» **INFORMATION**:
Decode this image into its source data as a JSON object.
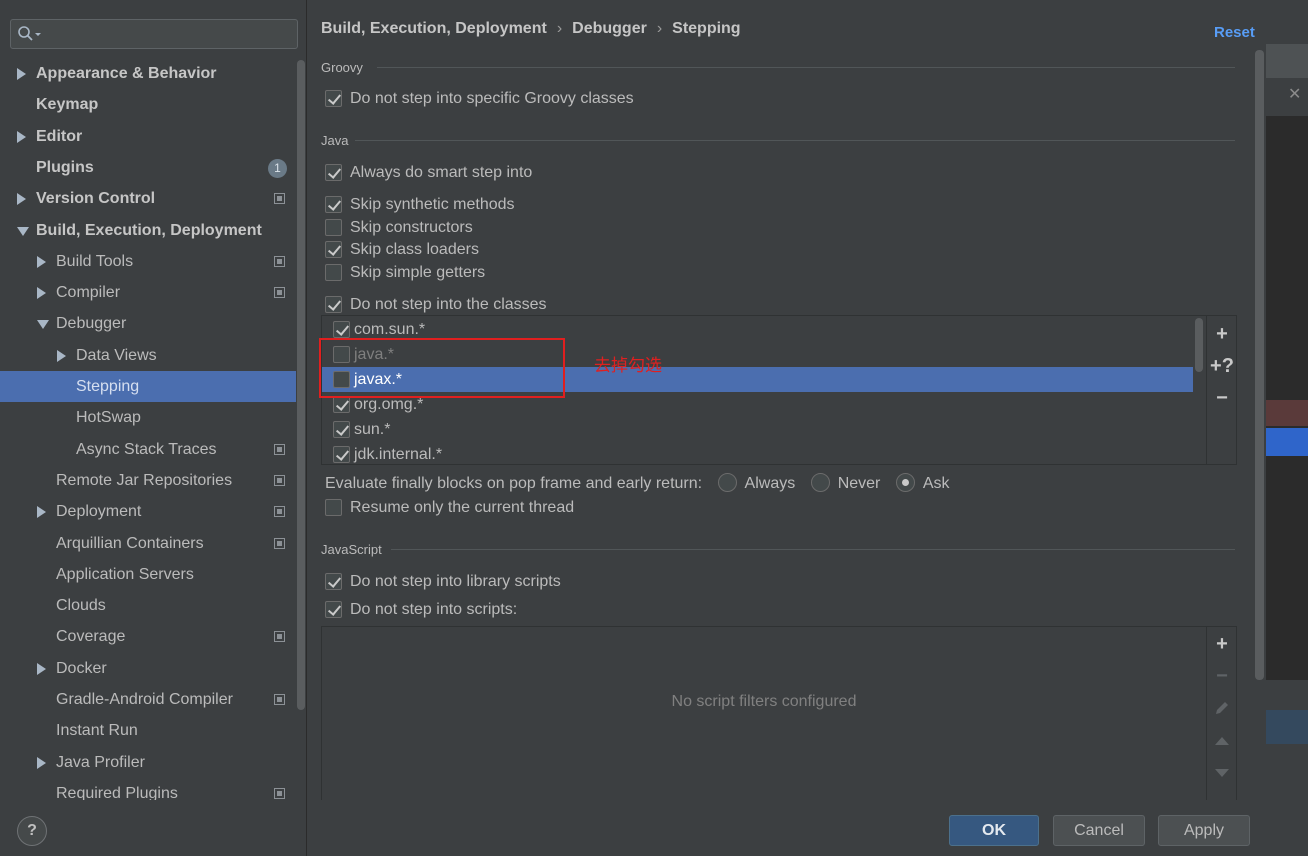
{
  "sidebar": {
    "search_placeholder": "",
    "items": [
      {
        "label": "Appearance & Behavior",
        "indent": 0,
        "arrow": "right",
        "bold": true
      },
      {
        "label": "Keymap",
        "indent": 0,
        "arrow": "",
        "bold": true
      },
      {
        "label": "Editor",
        "indent": 0,
        "arrow": "right",
        "bold": true
      },
      {
        "label": "Plugins",
        "indent": 0,
        "arrow": "",
        "bold": true,
        "badge": "1"
      },
      {
        "label": "Version Control",
        "indent": 0,
        "arrow": "right",
        "bold": true,
        "project": true
      },
      {
        "label": "Build, Execution, Deployment",
        "indent": 0,
        "arrow": "down",
        "bold": true
      },
      {
        "label": "Build Tools",
        "indent": 1,
        "arrow": "right",
        "project": true
      },
      {
        "label": "Compiler",
        "indent": 1,
        "arrow": "right",
        "project": true
      },
      {
        "label": "Debugger",
        "indent": 1,
        "arrow": "down"
      },
      {
        "label": "Data Views",
        "indent": 2,
        "arrow": "right"
      },
      {
        "label": "Stepping",
        "indent": 2,
        "arrow": "",
        "selected": true
      },
      {
        "label": "HotSwap",
        "indent": 2,
        "arrow": ""
      },
      {
        "label": "Async Stack Traces",
        "indent": 2,
        "arrow": "",
        "project": true
      },
      {
        "label": "Remote Jar Repositories",
        "indent": 1,
        "arrow": "",
        "project": true
      },
      {
        "label": "Deployment",
        "indent": 1,
        "arrow": "right",
        "project": true
      },
      {
        "label": "Arquillian Containers",
        "indent": 1,
        "arrow": "",
        "project": true
      },
      {
        "label": "Application Servers",
        "indent": 1,
        "arrow": ""
      },
      {
        "label": "Clouds",
        "indent": 1,
        "arrow": ""
      },
      {
        "label": "Coverage",
        "indent": 1,
        "arrow": "",
        "project": true
      },
      {
        "label": "Docker",
        "indent": 1,
        "arrow": "right"
      },
      {
        "label": "Gradle-Android Compiler",
        "indent": 1,
        "arrow": "",
        "project": true
      },
      {
        "label": "Instant Run",
        "indent": 1,
        "arrow": ""
      },
      {
        "label": "Java Profiler",
        "indent": 1,
        "arrow": "right"
      },
      {
        "label": "Required Plugins",
        "indent": 1,
        "arrow": "",
        "project": true
      }
    ],
    "help_label": "?"
  },
  "breadcrumb": [
    "Build, Execution, Deployment",
    "Debugger",
    "Stepping"
  ],
  "breadcrumb_sep": "›",
  "reset_label": "Reset",
  "groovy": {
    "title": "Groovy",
    "options": [
      {
        "label": "Do not step into specific Groovy classes",
        "checked": true
      }
    ]
  },
  "java": {
    "title": "Java",
    "options": [
      {
        "label": "Always do smart step into",
        "checked": true
      },
      {
        "label": "Skip synthetic methods",
        "checked": true
      },
      {
        "label": "Skip constructors",
        "checked": false
      },
      {
        "label": "Skip class loaders",
        "checked": true
      },
      {
        "label": "Skip simple getters",
        "checked": false
      },
      {
        "label": "Do not step into the classes",
        "checked": true
      }
    ],
    "classes": [
      {
        "name": "com.sun.*",
        "checked": true
      },
      {
        "name": "java.*",
        "checked": false,
        "dim": true
      },
      {
        "name": "javax.*",
        "checked": false,
        "selected": true
      },
      {
        "name": "org.omg.*",
        "checked": true
      },
      {
        "name": "sun.*",
        "checked": true
      },
      {
        "name": "jdk.internal.*",
        "checked": true
      }
    ],
    "class_tools": {
      "add_class_icon": "+",
      "add_pattern_icon": "+?",
      "remove_icon": "−"
    },
    "finally_label": "Evaluate finally blocks on pop frame and early return:",
    "finally_options": [
      {
        "label": "Always",
        "selected": false
      },
      {
        "label": "Never",
        "selected": false
      },
      {
        "label": "Ask",
        "selected": true
      }
    ],
    "resume_label": "Resume only the current thread",
    "resume_checked": false
  },
  "annotation": {
    "text": "去掉勾选",
    "color": "#e01f1f"
  },
  "javascript": {
    "title": "JavaScript",
    "options": [
      {
        "label": "Do not step into library scripts",
        "checked": true
      },
      {
        "label": "Do not step into scripts:",
        "checked": true
      }
    ],
    "empty_text": "No script filters configured",
    "tools": [
      "plus-icon",
      "minus-icon",
      "edit-icon",
      "up-icon",
      "down-icon"
    ]
  },
  "buttons": {
    "ok": "OK",
    "cancel": "Cancel",
    "apply": "Apply"
  },
  "colors": {
    "selection": "#4b6eaf",
    "accent_link": "#589df6",
    "primary_button": "#365880"
  }
}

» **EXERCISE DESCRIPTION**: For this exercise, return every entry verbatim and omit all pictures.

» **RESPONSE TO THE EXERCISE**:
Decode this image into its source data as a JSON object.
{
  "sidebar": {
    "search_placeholder": "",
    "items": [
      {
        "label": "Appearance & Behavior",
        "indent": 0,
        "arrow": "right",
        "bold": true
      },
      {
        "label": "Keymap",
        "indent": 0,
        "arrow": "",
        "bold": true
      },
      {
        "label": "Editor",
        "indent": 0,
        "arrow": "right",
        "bold": true
      },
      {
        "label": "Plugins",
        "indent": 0,
        "arrow": "",
        "bold": true,
        "badge": "1"
      },
      {
        "label": "Version Control",
        "indent": 0,
        "arrow": "right",
        "bold": true,
        "project": true
      },
      {
        "label": "Build, Execution, Deployment",
        "indent": 0,
        "arrow": "down",
        "bold": true
      },
      {
        "label": "Build Tools",
        "indent": 1,
        "arrow": "right",
        "project": true
      },
      {
        "label": "Compiler",
        "indent": 1,
        "arrow": "right",
        "project": true
      },
      {
        "label": "Debugger",
        "indent": 1,
        "arrow": "down"
      },
      {
        "label": "Data Views",
        "indent": 2,
        "arrow": "right"
      },
      {
        "label": "Stepping",
        "indent": 2,
        "arrow": "",
        "selected": true
      },
      {
        "label": "HotSwap",
        "indent": 2,
        "arrow": ""
      },
      {
        "label": "Async Stack Traces",
        "indent": 2,
        "arrow": "",
        "project": true
      },
      {
        "label": "Remote Jar Repositories",
        "indent": 1,
        "arrow": "",
        "project": true
      },
      {
        "label": "Deployment",
        "indent": 1,
        "arrow": "right",
        "project": true
      },
      {
        "label": "Arquillian Containers",
        "indent": 1,
        "arrow": "",
        "project": true
      },
      {
        "label": "Application Servers",
        "indent": 1,
        "arrow": ""
      },
      {
        "label": "Clouds",
        "indent": 1,
        "arrow": ""
      },
      {
        "label": "Coverage",
        "indent": 1,
        "arrow": "",
        "project": true
      },
      {
        "label": "Docker",
        "indent": 1,
        "arrow": "right"
      },
      {
        "label": "Gradle-Android Compiler",
        "indent": 1,
        "arrow": "",
        "project": true
      },
      {
        "label": "Instant Run",
        "indent": 1,
        "arrow": ""
      },
      {
        "label": "Java Profiler",
        "indent": 1,
        "arrow": "right"
      },
      {
        "label": "Required Plugins",
        "indent": 1,
        "arrow": "",
        "project": true
      }
    ],
    "help_label": "?"
  },
  "breadcrumb": [
    "Build, Execution, Deployment",
    "Debugger",
    "Stepping"
  ],
  "breadcrumb_sep": "›",
  "reset_label": "Reset",
  "groovy": {
    "title": "Groovy",
    "options": [
      {
        "label": "Do not step into specific Groovy classes",
        "checked": true
      }
    ]
  },
  "java": {
    "title": "Java",
    "options": [
      {
        "label": "Always do smart step into",
        "checked": true
      },
      {
        "label": "Skip synthetic methods",
        "checked": true
      },
      {
        "label": "Skip constructors",
        "checked": false
      },
      {
        "label": "Skip class loaders",
        "checked": true
      },
      {
        "label": "Skip simple getters",
        "checked": false
      },
      {
        "label": "Do not step into the classes",
        "checked": true
      }
    ],
    "classes": [
      {
        "name": "com.sun.*",
        "checked": true
      },
      {
        "name": "java.*",
        "checked": false,
        "dim": true
      },
      {
        "name": "javax.*",
        "checked": false,
        "selected": true
      },
      {
        "name": "org.omg.*",
        "checked": true
      },
      {
        "name": "sun.*",
        "checked": true
      },
      {
        "name": "jdk.internal.*",
        "checked": true
      }
    ],
    "class_tools": {
      "add_class_icon": "+",
      "add_pattern_icon": "+?",
      "remove_icon": "−"
    },
    "finally_label": "Evaluate finally blocks on pop frame and early return:",
    "finally_options": [
      {
        "label": "Always",
        "selected": false
      },
      {
        "label": "Never",
        "selected": false
      },
      {
        "label": "Ask",
        "selected": true
      }
    ],
    "resume_label": "Resume only the current thread",
    "resume_checked": false
  },
  "annotation": {
    "text": "去掉勾选",
    "color": "#e01f1f"
  },
  "javascript": {
    "title": "JavaScript",
    "options": [
      {
        "label": "Do not step into library scripts",
        "checked": true
      },
      {
        "label": "Do not step into scripts:",
        "checked": true
      }
    ],
    "empty_text": "No script filters configured",
    "tools": [
      "plus-icon",
      "minus-icon",
      "edit-icon",
      "up-icon",
      "down-icon"
    ]
  },
  "buttons": {
    "ok": "OK",
    "cancel": "Cancel",
    "apply": "Apply"
  },
  "colors": {
    "selection": "#4b6eaf",
    "accent_link": "#589df6",
    "primary_button": "#365880"
  }
}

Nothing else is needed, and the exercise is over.